We live in a noisy world. Have you noticed that it is almost impossible to go somewhere and experience complete quiet? As technology has increased and the ability to communicate has expanded, we are bombarded by voices and messages from all angles. And in this post-modern age one voice seems to be equal to any other. Who can tell what website to believe? What book worth reading? And in all this, wisdom and knowledge has not abounded, but confusion. If Torah teaches us anything it is that this scenario should not be so. Again and again we find that G-d speaks, says and even calls to Moshe and our people to listen to HIM and to Him alone. Some may say of course (as our people did in the wilderness according to the Sages) that Moshe only ever spoke for himself, that it was his voice we heard and not that of our G-d who had brought us out of Egypt. However, the internal testimnoy of the Torah reveals a G-d who not only desires to speak and communicate with us, but has done so, par excellence in the revelation given at Sinai: Torah. It is incumbent upon us as Jews to therefore LISTEN to Him. Why is this so important for our renewal and revival? Because unless we refocus upon our G-d and His acts of redemption for us, listen to His voice alone, we shall not rise up fully to our national call to be a light to the nations. That calling has always been to serve G-d and deliver the message of ethical monotheism to the world.
And what does that mean?

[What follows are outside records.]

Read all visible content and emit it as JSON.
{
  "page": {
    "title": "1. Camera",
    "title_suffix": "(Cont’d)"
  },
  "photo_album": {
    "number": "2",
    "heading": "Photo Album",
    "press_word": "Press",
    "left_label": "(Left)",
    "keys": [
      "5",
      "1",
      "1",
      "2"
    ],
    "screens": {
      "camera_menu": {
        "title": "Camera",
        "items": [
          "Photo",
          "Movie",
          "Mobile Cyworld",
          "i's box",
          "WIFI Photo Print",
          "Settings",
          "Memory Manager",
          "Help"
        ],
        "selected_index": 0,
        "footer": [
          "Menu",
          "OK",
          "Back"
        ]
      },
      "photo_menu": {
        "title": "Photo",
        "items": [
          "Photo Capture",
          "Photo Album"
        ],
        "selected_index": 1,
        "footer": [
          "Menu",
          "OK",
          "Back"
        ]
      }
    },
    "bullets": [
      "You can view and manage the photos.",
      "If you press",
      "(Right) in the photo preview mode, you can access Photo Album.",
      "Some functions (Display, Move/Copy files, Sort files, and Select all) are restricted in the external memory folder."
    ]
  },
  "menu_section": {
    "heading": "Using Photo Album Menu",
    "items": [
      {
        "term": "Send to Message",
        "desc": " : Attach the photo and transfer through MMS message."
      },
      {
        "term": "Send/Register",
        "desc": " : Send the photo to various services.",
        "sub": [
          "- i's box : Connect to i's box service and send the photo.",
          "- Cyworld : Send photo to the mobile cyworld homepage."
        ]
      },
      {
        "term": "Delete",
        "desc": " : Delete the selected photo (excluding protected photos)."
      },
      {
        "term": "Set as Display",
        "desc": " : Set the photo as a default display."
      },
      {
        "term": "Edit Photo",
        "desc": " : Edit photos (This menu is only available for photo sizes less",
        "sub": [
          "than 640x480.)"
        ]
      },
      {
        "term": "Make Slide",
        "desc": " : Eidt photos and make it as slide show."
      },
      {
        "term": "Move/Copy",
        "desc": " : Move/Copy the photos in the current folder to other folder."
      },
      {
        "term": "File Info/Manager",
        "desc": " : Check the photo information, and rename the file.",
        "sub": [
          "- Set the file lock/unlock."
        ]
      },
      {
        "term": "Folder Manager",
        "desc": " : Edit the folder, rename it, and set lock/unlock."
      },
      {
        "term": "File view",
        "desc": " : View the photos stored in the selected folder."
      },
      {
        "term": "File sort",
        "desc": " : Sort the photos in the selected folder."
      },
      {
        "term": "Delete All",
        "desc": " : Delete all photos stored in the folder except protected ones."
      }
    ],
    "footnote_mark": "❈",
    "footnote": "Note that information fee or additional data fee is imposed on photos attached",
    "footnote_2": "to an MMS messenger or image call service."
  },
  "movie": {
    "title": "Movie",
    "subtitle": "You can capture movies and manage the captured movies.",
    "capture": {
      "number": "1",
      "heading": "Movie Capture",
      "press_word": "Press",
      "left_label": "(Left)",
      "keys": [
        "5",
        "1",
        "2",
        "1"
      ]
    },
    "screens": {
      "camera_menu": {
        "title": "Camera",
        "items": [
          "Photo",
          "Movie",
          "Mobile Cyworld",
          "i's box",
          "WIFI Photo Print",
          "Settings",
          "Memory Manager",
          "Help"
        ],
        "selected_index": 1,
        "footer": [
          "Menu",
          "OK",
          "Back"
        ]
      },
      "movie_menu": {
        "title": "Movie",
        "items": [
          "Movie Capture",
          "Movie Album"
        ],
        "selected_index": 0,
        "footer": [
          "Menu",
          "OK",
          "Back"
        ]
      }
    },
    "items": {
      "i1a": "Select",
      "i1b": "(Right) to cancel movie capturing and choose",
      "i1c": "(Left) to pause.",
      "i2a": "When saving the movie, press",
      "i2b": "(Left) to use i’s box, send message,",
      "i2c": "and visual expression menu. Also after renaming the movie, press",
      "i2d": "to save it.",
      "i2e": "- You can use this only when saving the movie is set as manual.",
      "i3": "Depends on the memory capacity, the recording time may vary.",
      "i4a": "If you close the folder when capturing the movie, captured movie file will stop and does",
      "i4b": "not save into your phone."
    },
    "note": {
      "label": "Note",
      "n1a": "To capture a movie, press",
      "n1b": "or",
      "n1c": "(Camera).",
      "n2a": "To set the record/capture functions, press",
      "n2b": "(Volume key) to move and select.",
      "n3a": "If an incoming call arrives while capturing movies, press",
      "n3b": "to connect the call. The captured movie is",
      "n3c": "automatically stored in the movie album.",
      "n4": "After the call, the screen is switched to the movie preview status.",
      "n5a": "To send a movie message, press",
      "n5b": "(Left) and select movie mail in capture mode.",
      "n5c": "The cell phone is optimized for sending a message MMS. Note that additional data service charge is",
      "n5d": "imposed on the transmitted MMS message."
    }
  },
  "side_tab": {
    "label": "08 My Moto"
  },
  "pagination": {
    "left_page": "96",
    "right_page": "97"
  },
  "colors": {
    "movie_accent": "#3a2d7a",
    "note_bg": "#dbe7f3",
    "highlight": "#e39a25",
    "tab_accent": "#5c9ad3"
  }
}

In the Torah we were given commandments which, if carried out, would separate us from the ways of the nations around us. The intrinsic, deep seated sense of social justice and relational righteousness sits at the heart of Torah, and when it was given, put clear blue water between us and the nations around us at the time. Today, because of multiple source inputs, people listen to all kinds of philosophies, traditions and various alternative spiritualities to find this sense of justice and righteousness. If we paused for a moment and listened to G-d and examined afresh His revelation to us, we would find His voice, know His voice and obey, finding His righteousness and nothing else.
The words ethical monotheism are meant to be read together. Some want ethics but without the baggage of believing in G-d, some just want to the spirituality of believing in G-d but aren’t so strong on the social and communal obligations of an ethical life. But our calling has been to combine these two words together to be a light. G-d is our source of ethics, the One true G-d of Israel. Without His revelation we would have no ethics, or at least only a man-made copy and invention, an ethics of human expediency.
So we must listen to His voice, the voice of the Good Shepherd, and we have the guarantee that His Spirit will lead us into all truth, if we submit to Him. What we discover as Jews is that the truth sets free, and that must come from our G-d alone. Being set free becomes not only the motif of Pesach but the bedrock of what true ethical monotheism is all about.